(Architectural Woodworking Forum)
From Contributor H:
That looks like a 50a 220v plug. Think of your kitchen range plug back in the days before 4-wire (with neutral and ground) outlets.

From contributor N:
It indicates on the bottom in the picture, but is a little hard to read in the photo. If you get under a good light, you should be able to read it. When in doubt, you can hold a piece of paper or a styrofoam coffee cut in your hand, and press it through, then take that to any electrical supplier to match it up. While you are there, you can ask what size wire you need to get from the breaker panel, and the breaker to protect that line. Otherwise, call an electrician, and they will know what to do.

From Contributor H:
Good point the info is indeed right on the plug. If it is a 50a as it appears and the plug is original from the factory then it will be #8 wire for a 50a circuit.

From Carl Hagstrom, Systems Administrator at WOODWEB
Not sure if it's any help, but my Lincoln electric "buzz-box" welder has the same plug - called a "crow foot" plug. The welder requires a 50 amp breaker. I would say there's little doubt it's 220.

From Contributor H:
"Buzz box" - I like that. I've always called mine a "tombstone" because it looks like one.

From contributor M:
Blowing up the photo it appears the lower stamping says 30amp - 125/250 volt, upper says 50A - 125/250 volt and the center I can't decipher. Then again, my eyes just turned 63 Wednesday and don't see as well as they did. Weird - can each prong designate a different amperage?

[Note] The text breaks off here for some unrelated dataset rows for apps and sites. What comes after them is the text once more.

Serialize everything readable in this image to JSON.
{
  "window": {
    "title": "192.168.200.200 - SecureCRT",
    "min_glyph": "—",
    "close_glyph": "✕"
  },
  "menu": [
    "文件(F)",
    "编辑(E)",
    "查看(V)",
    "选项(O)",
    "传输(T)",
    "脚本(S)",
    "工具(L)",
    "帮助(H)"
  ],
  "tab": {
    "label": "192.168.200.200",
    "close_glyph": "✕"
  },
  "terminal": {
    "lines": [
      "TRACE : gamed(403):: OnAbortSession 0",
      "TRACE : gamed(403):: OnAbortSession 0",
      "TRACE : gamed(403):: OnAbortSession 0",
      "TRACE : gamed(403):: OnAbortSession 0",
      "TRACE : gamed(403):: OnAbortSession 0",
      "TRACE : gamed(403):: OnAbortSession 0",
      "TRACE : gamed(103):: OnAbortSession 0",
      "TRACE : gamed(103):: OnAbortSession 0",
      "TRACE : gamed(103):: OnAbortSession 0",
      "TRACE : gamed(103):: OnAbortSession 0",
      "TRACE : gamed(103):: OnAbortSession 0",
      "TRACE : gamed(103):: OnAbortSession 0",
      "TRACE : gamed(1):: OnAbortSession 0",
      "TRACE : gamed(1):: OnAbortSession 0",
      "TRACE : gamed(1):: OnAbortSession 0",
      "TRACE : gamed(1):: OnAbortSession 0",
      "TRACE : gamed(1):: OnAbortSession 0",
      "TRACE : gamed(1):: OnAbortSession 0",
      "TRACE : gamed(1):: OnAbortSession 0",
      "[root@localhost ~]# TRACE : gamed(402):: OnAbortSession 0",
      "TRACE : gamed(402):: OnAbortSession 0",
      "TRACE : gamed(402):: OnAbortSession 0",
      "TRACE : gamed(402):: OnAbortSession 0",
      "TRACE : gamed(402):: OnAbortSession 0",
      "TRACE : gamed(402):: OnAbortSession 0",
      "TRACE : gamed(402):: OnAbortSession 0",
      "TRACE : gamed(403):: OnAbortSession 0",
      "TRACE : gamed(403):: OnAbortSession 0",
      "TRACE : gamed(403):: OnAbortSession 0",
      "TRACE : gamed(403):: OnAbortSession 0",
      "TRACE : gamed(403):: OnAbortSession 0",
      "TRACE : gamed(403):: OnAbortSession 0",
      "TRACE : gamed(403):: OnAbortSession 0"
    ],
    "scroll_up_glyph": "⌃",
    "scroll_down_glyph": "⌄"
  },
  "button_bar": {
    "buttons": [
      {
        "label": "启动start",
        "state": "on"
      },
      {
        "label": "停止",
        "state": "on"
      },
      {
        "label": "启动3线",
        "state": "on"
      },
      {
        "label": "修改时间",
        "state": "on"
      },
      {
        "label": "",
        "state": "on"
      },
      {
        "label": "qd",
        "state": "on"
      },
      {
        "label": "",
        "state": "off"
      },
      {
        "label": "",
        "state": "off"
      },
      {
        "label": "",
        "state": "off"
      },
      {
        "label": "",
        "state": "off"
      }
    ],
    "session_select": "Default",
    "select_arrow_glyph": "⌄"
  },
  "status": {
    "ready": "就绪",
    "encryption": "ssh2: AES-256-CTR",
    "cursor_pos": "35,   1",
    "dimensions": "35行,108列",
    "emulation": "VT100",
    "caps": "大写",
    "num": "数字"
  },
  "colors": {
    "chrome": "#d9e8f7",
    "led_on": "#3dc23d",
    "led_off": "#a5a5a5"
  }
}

From Contributor H:
I think you are right about the double stamp. That makes sense because if you look closely at the left of the top/center/vertical prong you can just barely see a horizontal slot in the plastic housing. Most of these 250 volt range plugs come with the straight 50 amp blade AND a 90 30 amp blade. You insert the straight 50 amp blade for a kitchen range or the 90 30 amp blade for a clothes dryer. I believe this remains true even on the new code required 4-prong plugs that have both ground and neutral instead of just ground like this one.